While most employees may know that California law follows “at-will” employment, they may not know exactly what that means for them and their job security. Generally speaking, at-will employment means that either you or your employer can terminate the employment at any time and for any reason. This means that your boss may decide to fire you on a whim simply because she did not like your outfit or was in a terrible mood that day. Similarly, you may quit your job and walk out with little to no legal consequences whenever you feel like it.
Like most rules, however, there are exceptions, and not all terminations are protected by at-will employment laws. The following are a couple of exceptions when at-will employment does not apply:
You have an employment contract -- If you signed a contract with your employer for a particular term of employment, your employer likely does not have the right to terminate your employment without good cause. Good causes may include poor job performance, violating company policies or rules, illegal behavior, other forms of insubordination, and more. If you have a contract, your employer cannot end it simply because you gained weight or they do not like you. On the other hand, you also may not be able to quit your job without good cause, as well, without facing possible legal penalties for breaching your contract. Note that even if you did not sign a contract, one may exist based on language in an employee handbook or based on a union agreement.
The reason for termination was unlawful -- Both federal and state employment laws prohibit termination or other employment retaliation based on several factors. The following are some examples of reasons that may constitute wrongful and unlawful termination:
Due to your race, gender, religion, national origin, sexual orientation, mental or physical disability, marital status, medical condition, or any other protected factor.
Because you participated in protected union activities.
Because you filed a claim for workers’ compensation.
Because you assisted with investigations into unlawful harassment or discrimination in the workplace.
Because you reported illegal or wrongful acts on the part of your employer (whistle-blowing).
Because you exercised a constitutional right or performed a legal duty (such as voting or jury duty).
Rarely, however, will an employer admit that there was an unlawful reason behind your termination. Instead, an employer will often put forward a pretextual reason for firing you when the actual reason was against the law. In such cases, an experienced employment attorney can help you prove that you were, in reality, wrongfully terminated.
Contact an experienced California employment lawyer for assistance today

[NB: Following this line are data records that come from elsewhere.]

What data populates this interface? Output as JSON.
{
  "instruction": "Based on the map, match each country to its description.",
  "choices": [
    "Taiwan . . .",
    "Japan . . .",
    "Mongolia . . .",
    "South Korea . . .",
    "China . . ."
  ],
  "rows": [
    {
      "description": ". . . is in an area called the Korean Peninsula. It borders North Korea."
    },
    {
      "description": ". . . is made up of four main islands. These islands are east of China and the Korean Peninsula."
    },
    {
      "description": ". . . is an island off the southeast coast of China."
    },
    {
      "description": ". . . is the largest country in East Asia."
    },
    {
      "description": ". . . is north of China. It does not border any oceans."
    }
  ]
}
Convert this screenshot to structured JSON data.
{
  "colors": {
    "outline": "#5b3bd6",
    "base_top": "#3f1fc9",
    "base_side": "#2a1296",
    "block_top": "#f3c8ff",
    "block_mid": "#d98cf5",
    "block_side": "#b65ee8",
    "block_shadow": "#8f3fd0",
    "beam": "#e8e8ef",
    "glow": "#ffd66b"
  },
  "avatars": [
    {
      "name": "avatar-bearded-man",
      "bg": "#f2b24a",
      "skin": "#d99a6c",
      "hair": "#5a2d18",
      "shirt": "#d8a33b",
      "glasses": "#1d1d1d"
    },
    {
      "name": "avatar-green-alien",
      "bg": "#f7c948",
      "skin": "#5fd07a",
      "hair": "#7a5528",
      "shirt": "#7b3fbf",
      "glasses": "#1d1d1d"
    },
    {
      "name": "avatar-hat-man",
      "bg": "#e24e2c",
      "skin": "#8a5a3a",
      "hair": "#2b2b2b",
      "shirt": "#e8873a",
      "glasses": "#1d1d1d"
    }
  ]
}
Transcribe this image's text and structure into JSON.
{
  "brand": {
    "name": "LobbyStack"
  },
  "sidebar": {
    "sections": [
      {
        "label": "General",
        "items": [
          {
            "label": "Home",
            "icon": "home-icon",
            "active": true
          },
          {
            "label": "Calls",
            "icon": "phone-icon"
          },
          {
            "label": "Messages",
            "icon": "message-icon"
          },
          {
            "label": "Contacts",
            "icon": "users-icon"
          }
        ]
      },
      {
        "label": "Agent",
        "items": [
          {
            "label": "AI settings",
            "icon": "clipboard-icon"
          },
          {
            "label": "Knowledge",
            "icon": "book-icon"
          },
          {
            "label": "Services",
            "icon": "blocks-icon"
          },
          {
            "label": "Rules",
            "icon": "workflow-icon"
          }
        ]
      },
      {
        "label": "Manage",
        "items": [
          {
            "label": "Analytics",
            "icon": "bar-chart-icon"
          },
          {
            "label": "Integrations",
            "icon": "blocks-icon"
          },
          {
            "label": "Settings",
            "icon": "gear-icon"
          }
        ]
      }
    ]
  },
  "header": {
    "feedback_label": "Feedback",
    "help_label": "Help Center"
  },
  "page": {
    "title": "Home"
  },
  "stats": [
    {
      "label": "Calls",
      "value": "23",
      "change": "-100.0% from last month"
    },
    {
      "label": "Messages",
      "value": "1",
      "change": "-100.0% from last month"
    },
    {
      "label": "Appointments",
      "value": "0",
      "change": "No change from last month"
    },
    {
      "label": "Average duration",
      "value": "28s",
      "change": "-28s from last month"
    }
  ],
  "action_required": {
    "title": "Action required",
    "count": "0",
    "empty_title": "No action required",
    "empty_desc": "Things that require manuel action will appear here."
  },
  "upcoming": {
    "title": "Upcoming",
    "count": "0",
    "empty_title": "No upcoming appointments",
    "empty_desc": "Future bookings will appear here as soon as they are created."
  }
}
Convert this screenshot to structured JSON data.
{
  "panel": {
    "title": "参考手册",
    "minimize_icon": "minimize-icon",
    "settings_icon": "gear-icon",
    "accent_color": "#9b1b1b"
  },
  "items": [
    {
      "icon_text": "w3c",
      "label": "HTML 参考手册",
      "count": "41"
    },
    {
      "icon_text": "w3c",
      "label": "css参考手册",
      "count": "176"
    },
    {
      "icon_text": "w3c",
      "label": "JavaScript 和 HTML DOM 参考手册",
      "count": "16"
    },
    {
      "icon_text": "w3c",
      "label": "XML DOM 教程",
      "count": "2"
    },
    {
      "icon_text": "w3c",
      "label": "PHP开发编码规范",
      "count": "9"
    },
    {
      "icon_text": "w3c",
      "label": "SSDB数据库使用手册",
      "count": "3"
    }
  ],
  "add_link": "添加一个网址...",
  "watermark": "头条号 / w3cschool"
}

If you believe you were the victims of wrongful termination, retaliation, discrimination, or other violations of law in the workplace, your first call should be to the Pershing Square Law Firm for help. We are committed to helping California employees stand up for their rights, so call today at 800-696-1206 to discuss your situation.